Data about app and page elements

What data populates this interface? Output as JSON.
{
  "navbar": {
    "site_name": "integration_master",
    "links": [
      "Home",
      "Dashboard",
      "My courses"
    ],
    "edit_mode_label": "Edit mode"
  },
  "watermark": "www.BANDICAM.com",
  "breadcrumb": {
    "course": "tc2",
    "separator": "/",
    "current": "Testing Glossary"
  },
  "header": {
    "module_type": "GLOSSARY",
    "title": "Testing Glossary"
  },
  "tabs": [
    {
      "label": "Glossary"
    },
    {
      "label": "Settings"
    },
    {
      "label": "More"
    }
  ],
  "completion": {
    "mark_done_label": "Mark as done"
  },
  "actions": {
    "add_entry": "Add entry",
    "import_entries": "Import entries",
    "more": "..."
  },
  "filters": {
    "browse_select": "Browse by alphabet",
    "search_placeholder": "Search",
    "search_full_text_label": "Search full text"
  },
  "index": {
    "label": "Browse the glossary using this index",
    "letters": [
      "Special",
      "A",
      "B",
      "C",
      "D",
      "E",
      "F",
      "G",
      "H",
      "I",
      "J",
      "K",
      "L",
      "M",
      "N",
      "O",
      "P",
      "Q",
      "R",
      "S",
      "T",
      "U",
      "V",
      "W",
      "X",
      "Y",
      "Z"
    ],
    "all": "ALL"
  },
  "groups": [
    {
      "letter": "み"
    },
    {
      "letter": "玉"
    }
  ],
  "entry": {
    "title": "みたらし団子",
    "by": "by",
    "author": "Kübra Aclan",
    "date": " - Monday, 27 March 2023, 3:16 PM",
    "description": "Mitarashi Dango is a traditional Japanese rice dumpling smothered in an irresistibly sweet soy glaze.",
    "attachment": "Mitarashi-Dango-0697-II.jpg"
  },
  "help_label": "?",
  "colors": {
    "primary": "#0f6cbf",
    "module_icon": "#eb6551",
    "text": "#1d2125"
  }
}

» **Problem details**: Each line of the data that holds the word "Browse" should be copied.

» **Result of this task**:
    "browse_select": "Browse by alphabet",
    "label": "Browse the glossary using this index",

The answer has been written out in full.